The second is that all female relationships are the same. By suggesting that friendships are the domain of women (because sisterhood is also about women), the creators of those lists group make women’s relationships with other women into an amalgamous mass. Like, you know, forming strong relationships with other women is just, waves fingers, one of those things women do, like baking bread and having babies.

But they are not the same.

If you had asked me two years ago how I thought friendship and sisterhood were different from each other, I would have said that friendships are more precarious. They are more easily lost or damaged and can sometimes just fade away. Some friendships exist in your life for a season, some last for decades, but the potential for them ending is always there. But sisterhood, I thought, was different. You might argue or disagree with your sister, but there is something in the relationship that requires you to always be emotionally invested and involved with each other. Genetics? Shared history? The fact that, in fiction about sisters, the relationship is always stronger than the trauma and, in the end, never goes away?

I thought sisterhood was a flower that blossomed your entire life. Even if it was sometimes complicated or painful, it would always exist with its fragrance a steady thread of beauty running through all of your days.

I believed that despite the fact that I don’t have a close relationship with my oldest sister. Her struggles with addiction and alcoholism have been too much for me to incorporate into my life, so I have distanced myself from her. I forgave myself for this by acknowledging that, in truth, my own life is complicated, messy, and sometimes overwhelming. But I always felt like a bad person for this, deep down. That my handling of that relationship was one of the things that would make my heart heavier than a feather at its weighing. (Even though I still, even with that feeling, even with the persistent what would Jesus do refrain in my head, don’t know how I could change how I handled it.)

But in the past 18 months I have learned in deeply painful ways that the enduring nature of sisterhood I assumed was an absolutely certainty is not, in fact, a feature. If sisterhood is a flower, it can be uprooted and tossed into the compost bin. There is so much deep shame in knowing that what I thought was a flower was, to the other person, a noxious weed.

This loss of sisterhood has impacted every other relationship I have now.
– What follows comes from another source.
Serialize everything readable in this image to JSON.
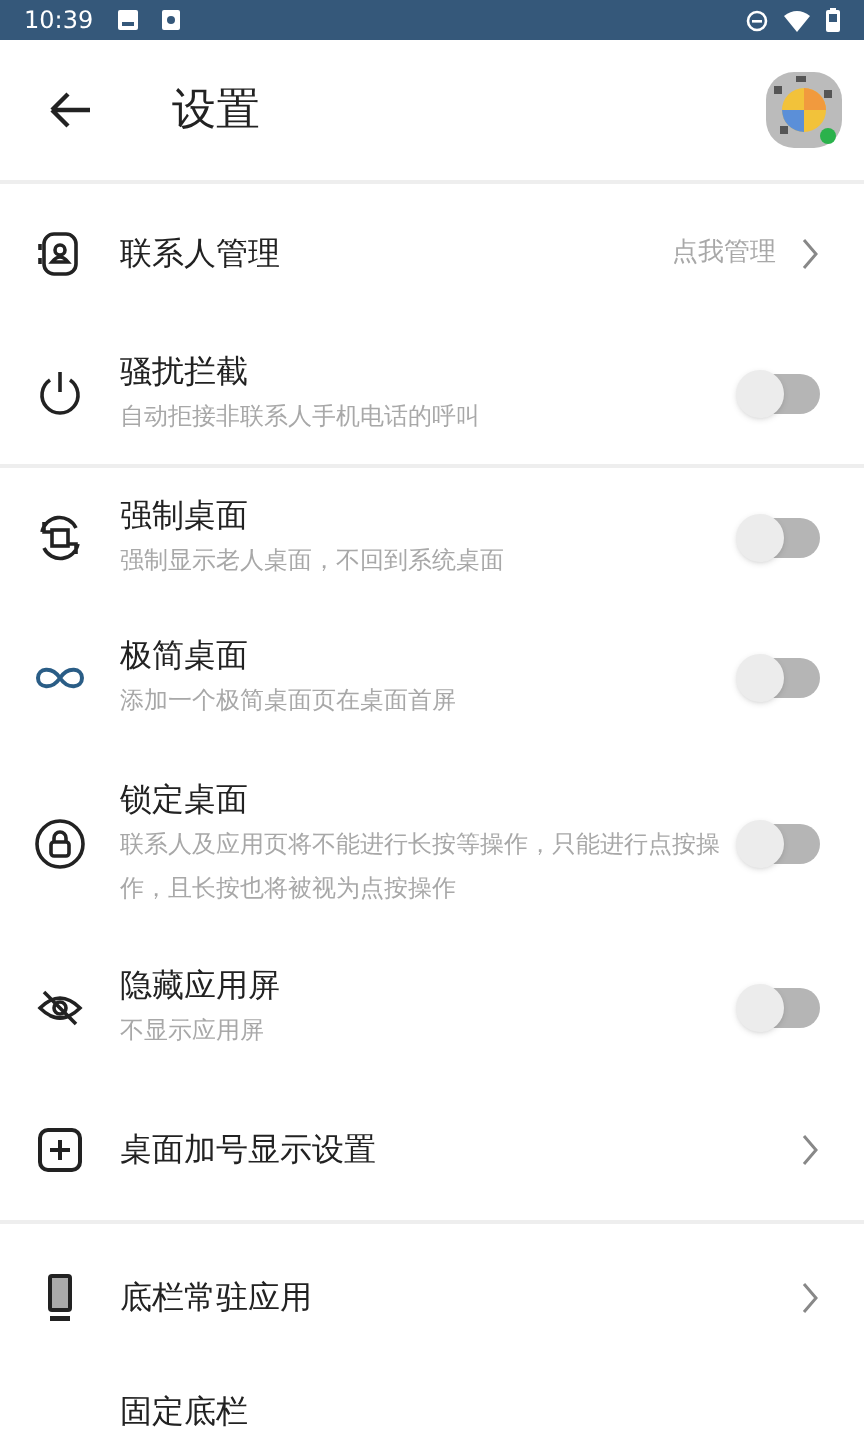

I have pulled away from many people I love because I do not trust them to not pull away first. When there is any hint of conflict I get deep-down terrified, certain that this person, too, is about to discover why they don’t want me in their life. Coworkers, neighbors, friends, family members, husband, even my own children: I don’t really know how to trust any relationship now.

Because if your sister can reject you, who can’t?
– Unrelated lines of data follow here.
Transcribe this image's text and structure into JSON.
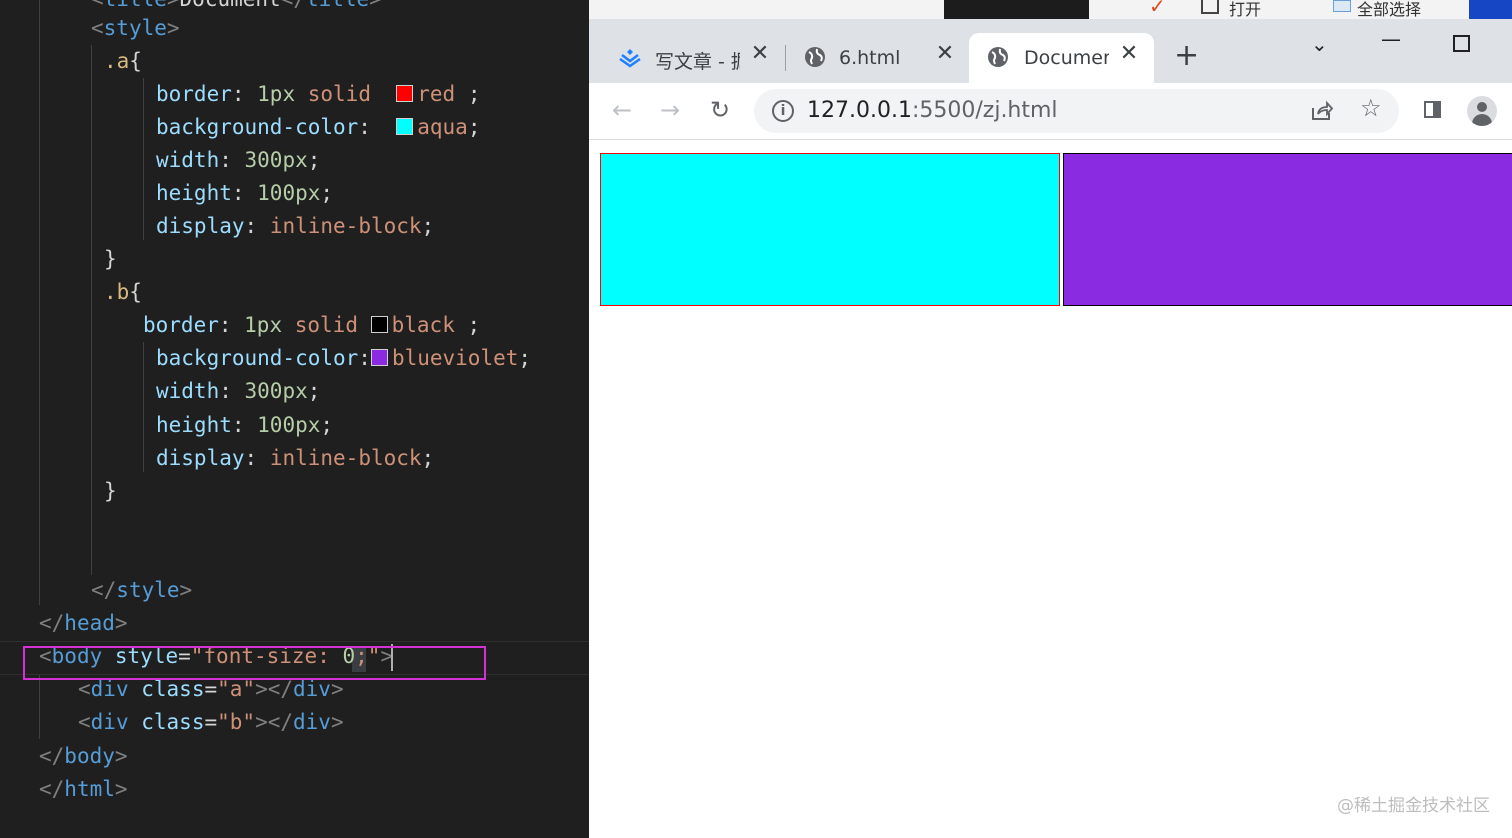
{
  "editor": {
    "lines": {
      "l0": [
        "<title>Document</title>"
      ],
      "style_open_a": "<",
      "style_open_b": "style",
      "style_open_c": ">",
      "a_sel": ".a",
      "b_sel": ".b",
      "open_brace": "{",
      "close_brace": "}",
      "border_prop": "border",
      "bgc_prop": "background-color",
      "width_prop": "width",
      "height_prop": "height",
      "display_prop": "display",
      "colon": ":",
      "semi": ";",
      "px1": "1px",
      "solid": "solid",
      "red": "red",
      "black": "black",
      "aqua": "aqua",
      "blueviolet": "blueviolet",
      "w300": "300px",
      "h100": "100px",
      "inline_block": "inline-block",
      "style_close": "style",
      "head_close": "head",
      "body_tag": "body",
      "style_attr": "style",
      "eq": "=",
      "font_style_val_a": "\"font-size: ",
      "font_style_val_zero": "0",
      "font_style_val_b": ";\"",
      "div_tag": "div",
      "class_attr": "class",
      "cls_a": "\"a\"",
      "cls_b": "\"b\"",
      "html_tag": "html"
    },
    "swatch_colors": {
      "red": "#ff0000",
      "aqua": "#00ffff",
      "black": "#000000",
      "blueviolet": "#8a2be2"
    },
    "highlight_color": "#d52fd6"
  },
  "background_app": {
    "open_label": "打开",
    "select_all_label": "全部选择"
  },
  "browser": {
    "tabs": [
      {
        "title": "写文章 - 掘",
        "icon": "juejin-logo-icon",
        "active": false
      },
      {
        "title": "6.html",
        "icon": "globe-icon",
        "active": false
      },
      {
        "title": "Documen",
        "icon": "globe-icon",
        "active": true
      }
    ],
    "new_tab": "+",
    "url_host": "127.0.0.1",
    "url_path": ":5500/zj.html",
    "boxes": [
      {
        "class": "a",
        "background": "#00ffff",
        "border": "#ff0000"
      },
      {
        "class": "b",
        "background": "#8a2be2",
        "border": "#000000"
      }
    ],
    "watermark": "@稀土掘金技术社区"
  }
}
So those lists mingling sisterhood with friendship—not the lists themselves but the concept that they are similar enough to be interchangeable—were an unexpected detour in my healing process. (If one can “heal” from this, which I don’t believe; it might hurt less but I don’t think it will ever stop.) It has led me to a bit of understanding of why this has been so painful.

A friend is different than a sister.

A sister might remember changing your diaper. She knows the conflicts you were raised with and the memories of joyfulness that inform your present. She knows some of your secrets that even your best friend might not. If she loves you it might grow out of true affection or it might grow out of family obligation and shared history, nothing more. You grew up in the same soil (or, at least, the same field) but you are not the same flower and maybe that’s where the tension is. Or at least some of it, because no family is perfect. I can’t really explain or understand why my sister uprooted our relationship but it has to do somewhat with that same soil, with the fact that I was mean to her when we were little, or that she competed with me for our mom’s attention and love, or that she saw our adult reliance on each other as an unhealthy, codependent malignant outgrowth of her painful childhood. You can share experiences and hobbies and running socks in a pinch; your relationship can have some of the markers of friendship but at its core it is based on that shared soil. And I guess in our case the soil was too contaminated to grow anything healthy. (Even if I loved the illusion of the thing I thought we had cultivated together, it wasn’t beautiful or valuable for her but just a constant reminder of the traumas of our childhood.)

A friend is different. She has seen you at your worst in different ways, she’s probably listened as you dissected your childhood traumas (as you have for her) but she doesn’t share them. (She has her own.) The intertwining of lives comes, in a friendship, because of experiences you choose to have, not ones you were forced into because of the accident of birth. You aren’t forced by circumstance to share intimate things but choose to. Your shared interests form the core of the relationship even as the traumatic experiences strengthen it. This isn’t to say that friends don’t go through trauma together. We absolutely do, but because we were together in the difficult experience because we decided to be friends in the first place—rather than just being together because you are in a family—the outcome of the trauma feels, somehow, a bit less painful.

A friend chooses to stay while a sister has to.

Until, I’ve learned, you are old enough to understand you don’t have to. You can be a sister and still choose to leave. Our shared genetics and history don’t preclude my sister’s choice. She can (and did) choose to remove herself from our relationship. Her choice doesn’t take away the shared genetics so in that sense, yes, I am still her sister. It does change my relationship with our shared history, as it meant something entirely different to me than it did to her so I can no longer trust my relationship with my memories, either. She is now not only a person who I shared a childhood with, both the happinesses and the traumas, but a person who has chosen to cause me trauma. (Is that payback or karma for the fact that I was a mean sister when we were kids? I can accept that. Except—we are not children now, and the choices I made when I was six or twelve or even 15 were less cognizant and purposeful than those one makes in middle age adulthood.)

Is the difference, then, choice? Why would anyone choose to cultivate a friendship with a person who was toxic in some way, or stay in a friendship that caused them pain? They wouldn’t. But, generally, people do stick with their sisterhoods, even if a sister is toxic. They find a way to make some sort of connection, even if it’s just liking each other’s social media posts or sending a happy birthday and Merry Christmas text. Not absolute silence.

Unless the sister’s toxicity is just too overwhelming. This would be easier if I had a clear understanding of my toxicity to her, but I can’t explain it even to myself because she didn’t tell me, just said we don’t align anymore. The pain, then, is based partly on the fact that by choosing to reject our sisterhood she negated its specialness. Sisterhood is not enduring, my sister has taught me. It’s just like every other relationship, even if all the books and movies and other actual families say something different.

Would I be any less devastated if my closest and longest friendship suddenly ended? If that friend chose to end our relationship?

No. Not in amount of grief.

But the texture of it would be different. Just as the textures of friendship and sisterhood are different (despite my sister’s insistence). Because there are examples everywhere of friendships ending, but who else has an example of a sister breaking up with her sister? (I ask that with sincerity. I feel like I am the only person in the history of people who has been rejected by her sister.)

None of this changes anything that has happened. The understanding hardly ruffles the texture of this specific grief. But somehow it also helps. Knowing that this hurts this way BECAUSE we were sisters, not because our sisterhood had friendship-like qualities.

And I wrote this so I could acknowledge that losing a sister in this way is uniquely painful. I never wanted to learn that sisterhood can end, but it is what life has taught me.

What my sister has taught me.